ADDIS ABABA (Reuters) - Ethiopia has begun pulling troops out of a former rebel stronghold in Somalia, but it has no plans for a complete withdrawal from the fight against al Qaeda-linked insurgents, its foreign minister said on Monday.
Somalia has enjoyed relative calm after military offensives by African Union (AMISOM) peacekeepers and Ethiopian troops, who have pushed al Qaeda-allied al Shabaab from urban strongholds in central and southern Somalia.
But suicide attacks have reinforced concerns the militants remain a potent force and Ethiopia's sudden withdrawal in March from Hudur - the capital of Bakool province near the Ethiopian border - enabled al Shabaab to retake the town.
Foreign Minister Tedros Adhanom said Ethiopia had begun pulling out of Baidoa - once considered the most important rebel city after the port of Kismayu - because it was now relatively stable and Somali forces were able to take over.
"The withdrawal from Baidoa should have been done almost a year ago but AMISOM was not ready and that could not be done," he told Reuters in an interview. Ethiopia seized the city, about 250 km (150 miles) northwest of Mogadishu, last year.
"I am now glad that there is a well organized and planned withdrawal and the space is already being occupied by Somali forces," Adhanom said.
After a 2006-2009 stint, Ethiopia once again sent troops to Somalia in 2011 to fight al Shabaab, alongside African Union forces from Uganda and Burundi and Kenyan troops that later incorporated the AMISOM mission, after entering Somalia independently to pursue al Shabaab.

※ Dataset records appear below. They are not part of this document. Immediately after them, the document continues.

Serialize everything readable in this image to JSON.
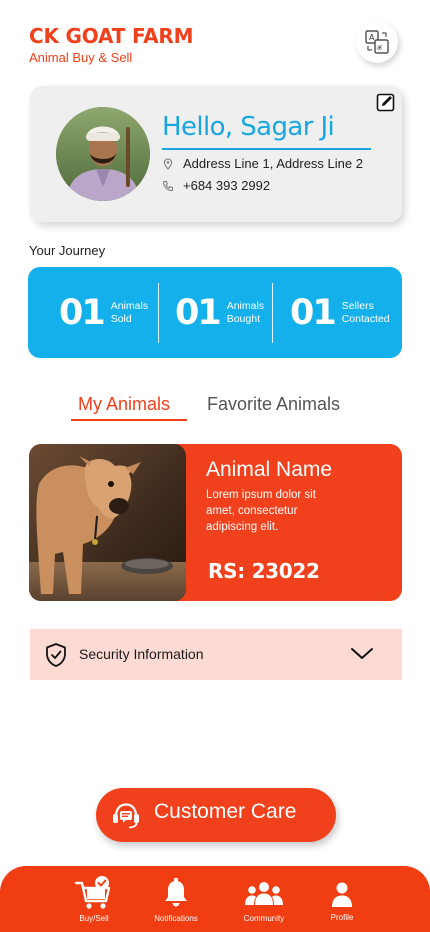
{
  "header": {
    "brand_title": "CK GOAT FARM",
    "brand_subtitle": "Animal Buy & Sell",
    "language_icon": "translate-icon"
  },
  "profile": {
    "greeting": "Hello, Sagar Ji",
    "address": "Address Line 1, Address Line 2",
    "phone": "+684 393 2992",
    "edit_icon": "edit-icon"
  },
  "journey": {
    "label": "Your Journey",
    "stats": [
      {
        "value": "01",
        "line1": "Animals",
        "line2": "Sold"
      },
      {
        "value": "01",
        "line1": "Animals",
        "line2": "Bought"
      },
      {
        "value": "01",
        "line1": "Sellers",
        "line2": "Contacted"
      }
    ]
  },
  "tabs": [
    {
      "label": "My Animals",
      "active": true
    },
    {
      "label": "Favorite Animals",
      "active": false
    }
  ],
  "animal": {
    "name": "Animal Name",
    "description": "Lorem ipsum dolor sit amet, consectetur adipiscing elit.",
    "price": "RS: 23022"
  },
  "security": {
    "label": "Security Information",
    "icon": "shield-check-icon"
  },
  "customer_care": {
    "label": "Customer Care",
    "icon": "headset-icon"
  },
  "bottom_nav": [
    {
      "label": "Buy/Sell",
      "icon": "cart-check-icon"
    },
    {
      "label": "Notifications",
      "icon": "bell-icon"
    },
    {
      "label": "Community",
      "icon": "community-icon"
    },
    {
      "label": "Profile",
      "icon": "user-icon"
    }
  ],
  "colors": {
    "brand_orange": "#f0401c",
    "journey_blue": "#14b0ec",
    "security_bg": "#fddbd4",
    "card_gray": "#efefef"
  }
}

Addis Ababa pledged at the time that its forces would stay in the war-ravaged country until Somalia's government could ratify a new constitution and its ragtag military was able to fend off the militant Islamist threat on its own.
Tedros said Ethiopia's aim now was to deploy in areas where the rebels appeared to have a far stronger presence. He expressed confidence that Somali troops would be able to stand their ground in places Ethiopia left.

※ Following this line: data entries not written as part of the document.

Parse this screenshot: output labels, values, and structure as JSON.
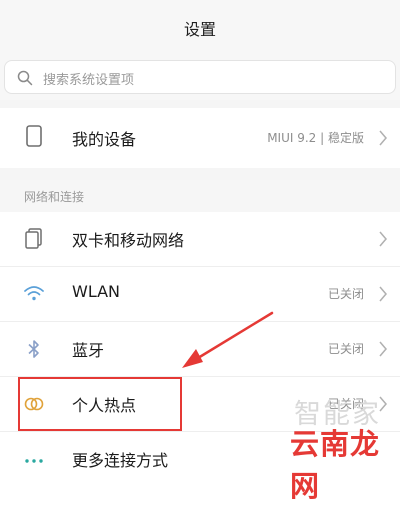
{
  "header": {
    "title": "设置"
  },
  "search": {
    "placeholder": "搜索系统设置项"
  },
  "my_device": {
    "label": "我的设备",
    "value": "MIUI 9.2 | 稳定版"
  },
  "section": {
    "label": "网络和连接"
  },
  "rows": [
    {
      "label": "双卡和移动网络",
      "value": ""
    },
    {
      "label": "WLAN",
      "value": "已关闭"
    },
    {
      "label": "蓝牙",
      "value": "已关闭"
    },
    {
      "label": "个人热点",
      "value": "已关闭"
    },
    {
      "label": "更多连接方式",
      "value": ""
    }
  ],
  "watermark": {
    "line1": "智能家",
    "line2": "云南龙网"
  },
  "colors": {
    "highlight": "#e53935",
    "icon": "#7a7a7a",
    "bluetooth": "#8aa0c8",
    "hotspot": "#e0a23a",
    "more": "#2aa8a0"
  }
}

Ethiopian troops may deploy back to areas they have left if AMISOM and Mogadishu asked for their return, he said.
"That is what is needed when al Shabaab is on the run - the best use of our forces instead of stationing them in just certain places," he said.
"I don't think there is a need to put a deadline for complete withdrawal because they (troops) will be engaged in one end every now and then, based on the need."
Diplomats say Ethiopia has a contingent of around 8,000 troops in the country.
The overthrow of dictator Mohamed Siad Barre in 1991 plunged Somalia into two decades of violence, first at the hands of clan warlords and then Islamist militants, while two semi-autonomous regions - Puntland and Somaliland - have emerged in northern Somalia.
U.N. sanctions experts said this month that Eritrea was undermining stability by paying political agents and a warlord linked to Islamist militants to influence the Mogadishu government.
Tedros accused Eritrea - long at odds with Ethiopia over an unresolved border dispute - of supporting the rebels.
"We have evidence that Eritrea is continuing to support al Shabaab," he said. "I think the international community should really take this seriously and take serious action especially in terms of strengthening the sanctions that have already been imposed by the U.N."
Eritrea denies playing any negative role in Somalia, saying it has no links to al Shabaab. It says U.N. sanctions imposed on it in 2009 for supporting the insurgents were based on lies and has called for the sanctions to be lifted.
Editing by George Obulutsa and Robin Pomeroy